Some of my activities outside of the Academy require me to purchase construction materials and equipment. During the last 24 hours, I’ve realized how fragile our supply chains are. For example, the unseasonably hot and dry spring and summer we have been experiencing here in the west has caused a four-week delay in the delivery of water storage tanks and chest type freezers. I bring this up for several reasons.

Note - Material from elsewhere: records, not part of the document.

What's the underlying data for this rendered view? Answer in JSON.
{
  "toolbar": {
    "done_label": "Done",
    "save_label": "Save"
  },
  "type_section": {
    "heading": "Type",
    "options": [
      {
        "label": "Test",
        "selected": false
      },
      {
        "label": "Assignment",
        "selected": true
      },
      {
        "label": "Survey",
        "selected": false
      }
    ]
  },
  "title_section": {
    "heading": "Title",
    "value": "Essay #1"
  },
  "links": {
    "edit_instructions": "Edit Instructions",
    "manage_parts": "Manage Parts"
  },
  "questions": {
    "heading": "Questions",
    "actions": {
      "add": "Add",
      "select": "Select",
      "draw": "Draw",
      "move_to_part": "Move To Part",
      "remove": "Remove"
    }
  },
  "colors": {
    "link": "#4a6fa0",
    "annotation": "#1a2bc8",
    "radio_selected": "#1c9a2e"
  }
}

First, we never know when a supply chain will be interrupted or even terminated. Toilet paper is an example. The second reason has to do with the marketplace, such as home sales. There are certain places in the country where home sales are softening, while other places such as in Utah, they are very brisk, even a sellers’ market. Very seldom in history are there events that terminate all commerce in a single day; however, it has happened. Generally, there are trends to be watched and evaluated. We are currently seeing people leaving places such as New York and California, due to the cost of living, taxes, and now a rise in civil unrest. Other factors, such as COVID 19 and tensions rising with China, are causing markets to fluctuate and contract.
These are trends that do not portend well for stability in the near future.

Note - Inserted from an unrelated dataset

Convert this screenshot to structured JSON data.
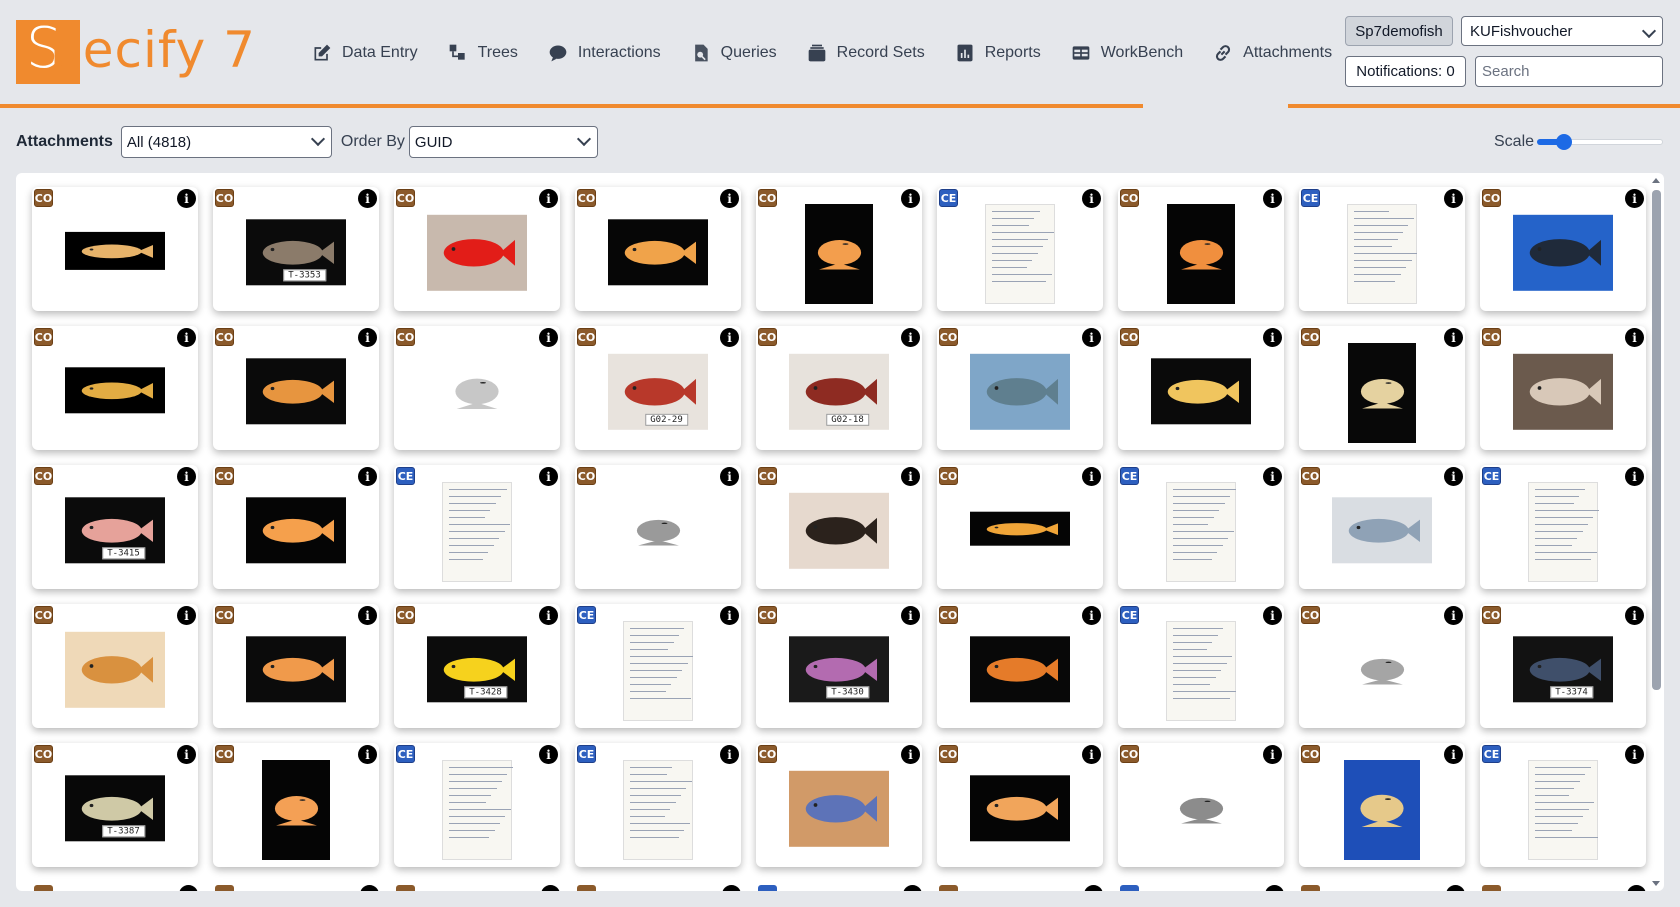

Some suggestions to consider are:
• If you are thinking of selling your home, sooner than later would be recommended.
• If you are holding onto a considerable amount of cash, investing in food-producing property or other agricultural supporting industries, including building supplies is suggested.
• Debt related recreational toys or even leveraging real estate is ill-advised at this time.
• Acquiring basic food storage such as rice, beans, and wheat is a safe bet. Better yet, develop the ability to produce your own food supply in a location that is safe from overwhelming populations that will be without when food is in short supply.
• Acquiring knowledge and the skill to use it regarding self-reliance is critical.
We do not realize how mentally and emotionally dependent we are on our current supply chains and lifestyles. Taking time to truly assess our changing social and economic environment and identifying what we are going to do to mitigate the challenges facing us can be life and death decisions. Preparing every needful thing is not fear-driven, it is prudent and expedient action. Now is a good time to make the changes needed for a healthy, safe, and productive future.
Philip J. Gleason